The chances are, you think your laptop's LCD panel displays millions of colors. If so, the chances are that you're very much mistaken.
Apple is being sued after saying its laptops offer colors by the million, and after user complaints about its displays. The claim is that a combination of 6-bit display panels and inferior software makes a mythology of its marketing.
But it's a claim that could, potentially, apply to many makers of similar technology: the majority of LCD panels show color at only 6 bits of depth per RGB element, for a total of only about 260,000 colors. However, finely-detailed dithering at the sub-pixel level tricks our eyes into perceiving millions, as would be seen in a true-color 8-bit display.
Display technology, and its interaction with software, isn't the most exciting realm of gadget-dom, but there are some interesting questions here.

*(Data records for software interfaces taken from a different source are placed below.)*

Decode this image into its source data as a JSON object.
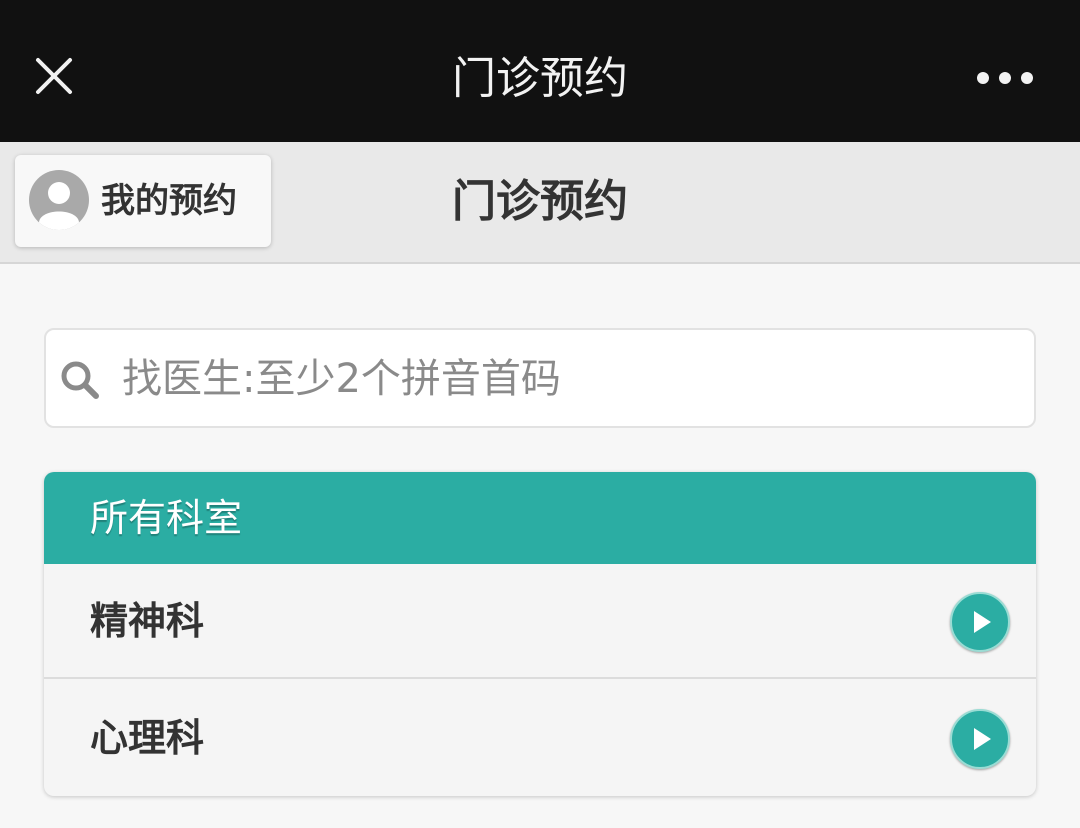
{
  "topbar": {
    "title": "门诊预约",
    "close_icon": "close-icon",
    "more_icon": "more-horizontal-icon"
  },
  "subheader": {
    "my_appointments_label": "我的预约",
    "avatar_icon": "user-avatar-icon",
    "title": "门诊预约"
  },
  "search": {
    "placeholder": "找医生:至少2个拼音首码",
    "value": "",
    "icon": "search-icon"
  },
  "departments": {
    "header": "所有科室",
    "items": [
      {
        "label": "精神科",
        "icon": "play-arrow-icon"
      },
      {
        "label": "心理科",
        "icon": "play-arrow-icon"
      }
    ]
  },
  "colors": {
    "accent": "#2bada3",
    "topbar_bg": "#111111",
    "subheader_bg": "#e9e9e9",
    "page_bg": "#f7f7f7"
  }
}
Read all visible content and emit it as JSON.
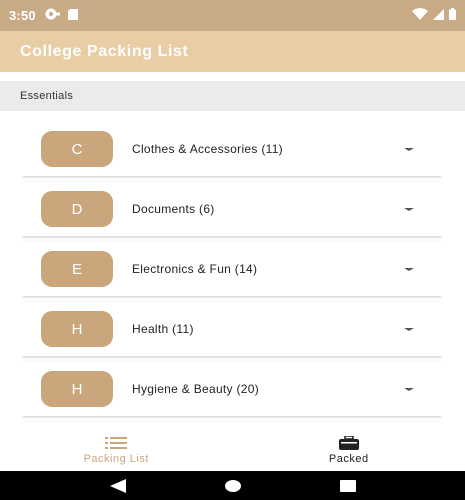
{
  "status_bar": {
    "time": "3:50",
    "left_icons": [
      "settings-icon",
      "sd-card-icon"
    ],
    "right_icons": [
      "wifi-icon",
      "signal-icon",
      "battery-icon"
    ]
  },
  "app_bar": {
    "title": "College Packing List"
  },
  "section": {
    "title": "Essentials"
  },
  "categories": [
    {
      "letter": "C",
      "label": "Clothes & Accessories (11)"
    },
    {
      "letter": "D",
      "label": "Documents (6)"
    },
    {
      "letter": "E",
      "label": "Electronics & Fun (14)"
    },
    {
      "letter": "H",
      "label": "Health (11)"
    },
    {
      "letter": "H",
      "label": "Hygiene & Beauty (20)"
    }
  ],
  "bottom_nav": {
    "items": [
      {
        "label": "Packing List",
        "icon": "list-icon",
        "active": true
      },
      {
        "label": "Packed",
        "icon": "suitcase-icon",
        "active": false
      }
    ]
  },
  "android_nav": {
    "buttons": [
      "back-icon",
      "home-icon",
      "recents-icon"
    ]
  },
  "colors": {
    "status_bar": "#c8aa85",
    "app_bar": "#e9cda5",
    "accent": "#caa67c",
    "section_bg": "#ebebeb"
  }
}
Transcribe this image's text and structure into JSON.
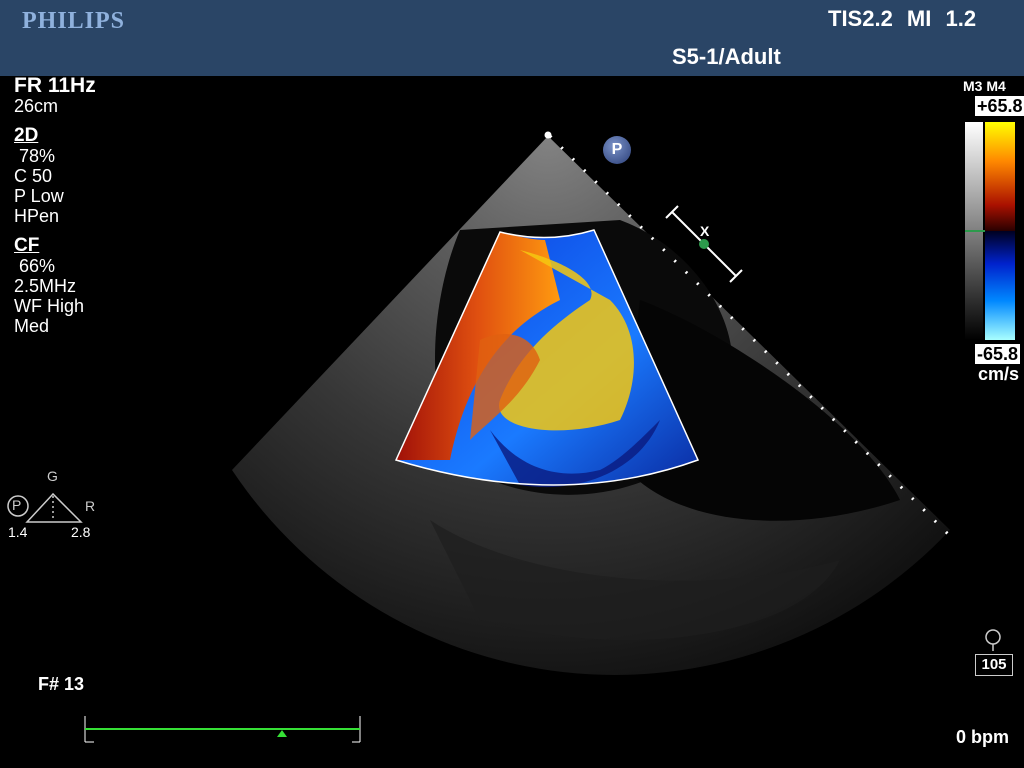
{
  "header": {
    "brand": "PHILIPS",
    "tis_mi": "TIS2.2  MI 1.2",
    "probe": "S5-1/Adult"
  },
  "params": {
    "frame_rate": "FR 11Hz",
    "depth": "26cm",
    "mode_2d": {
      "label": "2D",
      "gain": " 78%",
      "compression": "C 50",
      "power": "P Low",
      "harmonic": "HPen"
    },
    "mode_cf": {
      "label": "CF",
      "gain": " 66%",
      "frequency": "2.5MHz",
      "wall_filter": "WF High",
      "smoothing": "Med"
    }
  },
  "color_bar": {
    "header": "M3 M4",
    "max_value": "+65.8",
    "min_value": "-65.8",
    "unit": "cm/s"
  },
  "orientation": {
    "g_label": "G",
    "r_label": "R",
    "p_label": "P",
    "left_value": "1.4",
    "right_value": "2.8"
  },
  "focus_marker_label": "X",
  "probe_marker_label": "P",
  "frame_number": "F# 13",
  "heart_rate": "0 bpm",
  "heart_icon_value": "105",
  "icons": [
    "probe-position-marker-icon",
    "heart-icon",
    "ecg-trigger-icon",
    "focus-marker-icon"
  ]
}
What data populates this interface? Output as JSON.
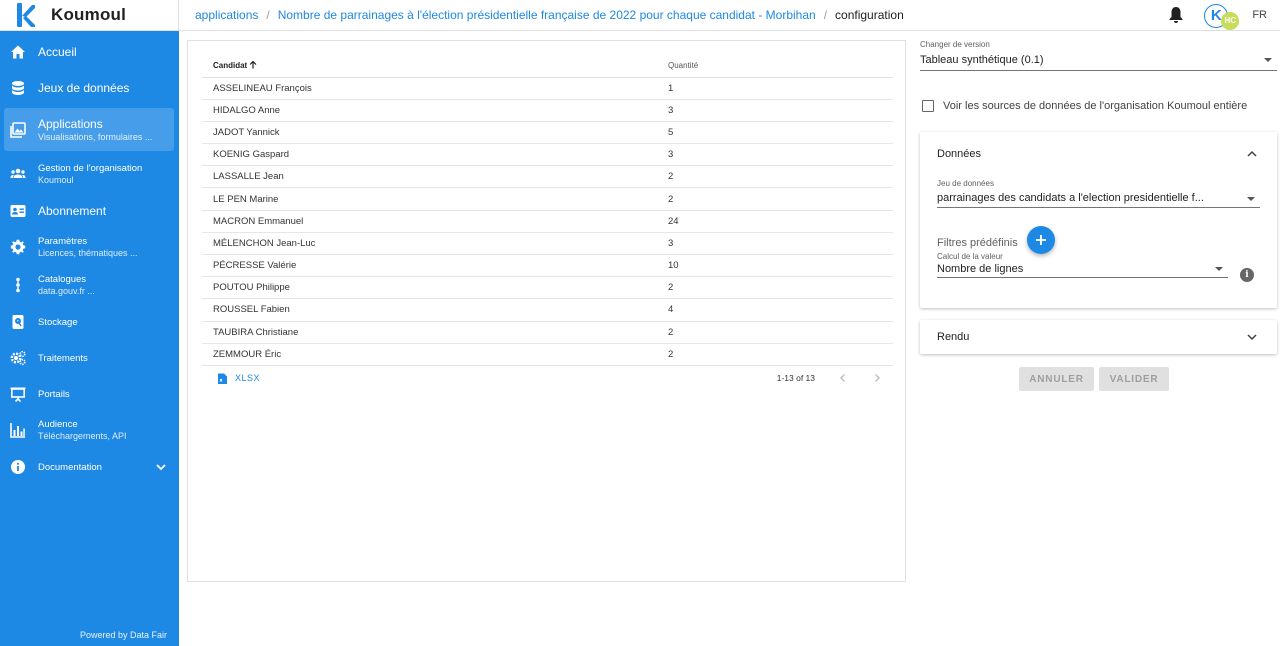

When we talk of "millions of colors," do we refer to the LCD display itself, or to the output of the video card connected to it? If Microsoft's Windows XP is fine, as the lawsuit contends, isn't it an issue purely concerning dithering software, rather than the technology used in the display?
For starters, the 6-bit/8-bit divide isn't something you'll see represented in the marketing of most monitors. Moreover, it's not just about hardware, as software can manipulate the display output. The most common example is the sub-pixel dithering used to smooth the edges of fonts.
Given that the lawsuit excuses Windows from its claims, perhaps it's just the case that Microsoft's subpixel dithering techniques are better than Apple's. But if that's so, it isn't really about the display panel technology, is it?
It comes down to Apple being in singular control of both the hardware and software in its systems: By describing a video card's output in the magic millions, in the knowledge that its chosen software and hardware combination can't keep up, Apple inadvertantly made itself the prime target for this a lawsuit as opportunistic as it is baffling.